Alex Jung, the University of Toronto Library’s current Wikipedian-in-Residence, works 5-10 hours a week while pursuing a PhD. Residence positions are exempted from the usual conflict-of-interest requirements, as are cultural heritage institutions – their purpose is to help expose collections and enrich Wikipedia with cultural materials, so Alex gets to spend a lot of time promoting what U of T has. This includes materials related to the history of insulin held in the library’s collections.
Alex also runs events and tries to build capacity in other students, faculty, and staff for doing this work. One thing to note is that events like edit-a-thons can be inaccessible to people who need things like childcare. It’s tough to tackle the gender gap of contributors and subjects if primary-care providers can’t come.
We broke out into small discussion groups for the rest of the afternoon.We discussed Wikidata, supporting Indigenous communities, Wikimedia Commons, and how to promote heritage collections.
We saw a lot of interest from attendees, and on social media, about having more hands-on workshops around technical skills and processes. This could be anything from the basics of Wikipedia article editing, to how to upload (and batch-upload) digital media to Wikimedia Commons, batch-adding metadata to Wikidata, or how to share digitized primary sources on WikiSource.
We asked attendees in a post-event survey:
- if they would attend a similar event in the future. 95% said yes – and some comments mentioned finding more collaborators, getting more hands-on experience, and getting the opportunity to participate in work in progress right now.
- what areas they want to learn more about going forward:
- Digital images and Wikimedia Commons was highest, followed by
- Campaigns (such as Women In Red),
- and ways of promoting/supporting their collections.
- for criticism, and we heard:
- There wasn’t enough time to intake all the information.
- The day was too long to stay focused!
- The small discussions weren’t long enough.
- Some asked for a beginner-friendly introduction to Wikipedia editing.
- Live demonstrations of the editing or uploading process would be nice in the future, or some step-by-step tutorial materials.

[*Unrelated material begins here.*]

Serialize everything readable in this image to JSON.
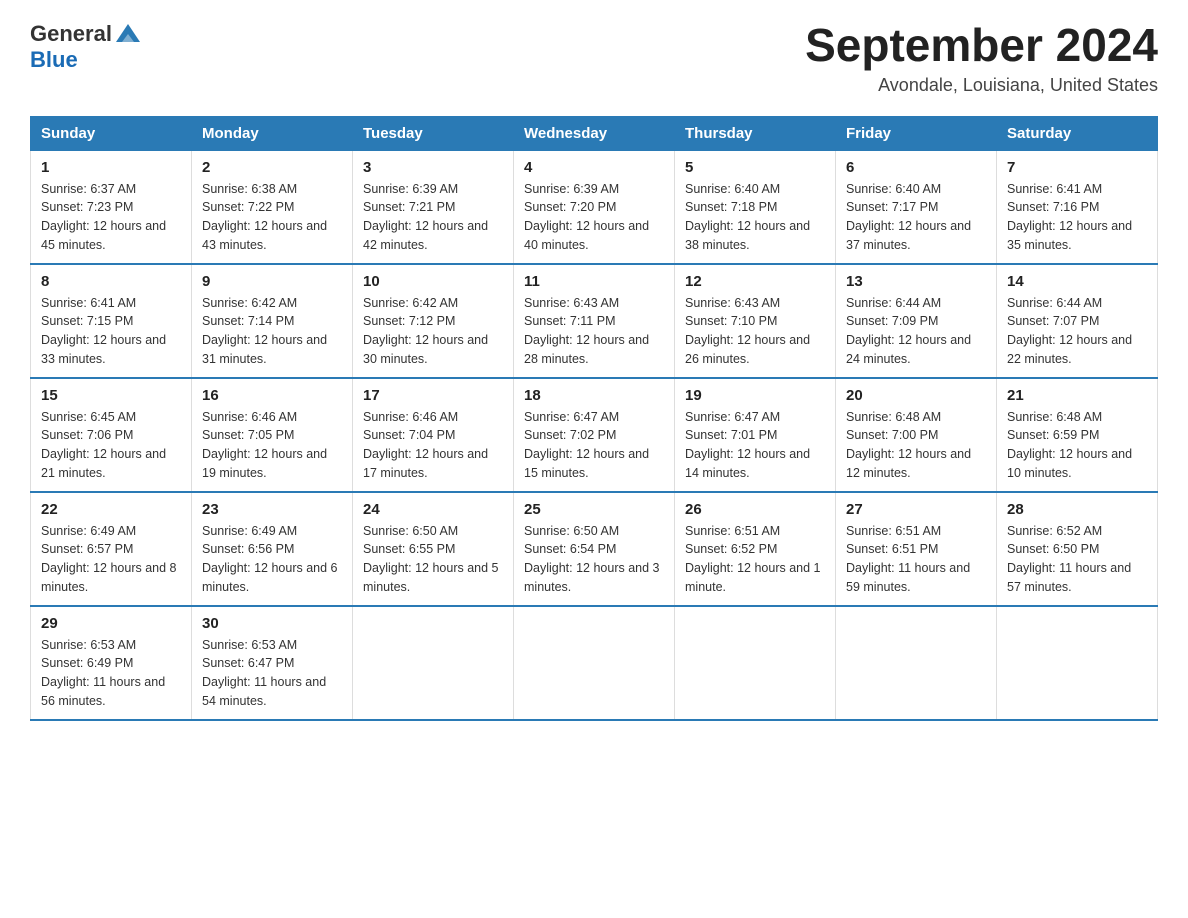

- Some expert guidance on legal issues like copyright would be helpful.
We’d love to hear from you, too, about what you’d like to attend in the future. Please get in touch!
If you are located in the greater Toronto area, please consider joining the Toronto WikiClub. This group meets monthly and we are in the early stages of determining how we can collaborate on our work. For example, are there ways to increase the impact of events like “Doors open” or other civic events through Wikimedia projects. You are most welcome to post upcoming events. If you have any challenges with joining the group or any questions please send Stacy (Wiki username: Smallison) a message. And again, join the mailing list: https://ca.wikimedia.org/wiki/Toronto_WikiClub
If you are interested in setting up a GLAM Wiki page for your organization please contact Benoit Rochon at firstname.lastname@example.org.
We were happy to have such an engaged and enthusiastic group. Hopefully the meeting has inspired you to see opportunities within the Wikimedia projects for you and your organization. We would also like to extend a sincere thank you to the Wikimedia Foundation, Ryerson University, York University, and all our wonderful speakers and event helpers.
Do not hesitate to contact any of the organizers with questions, comments, or concerns!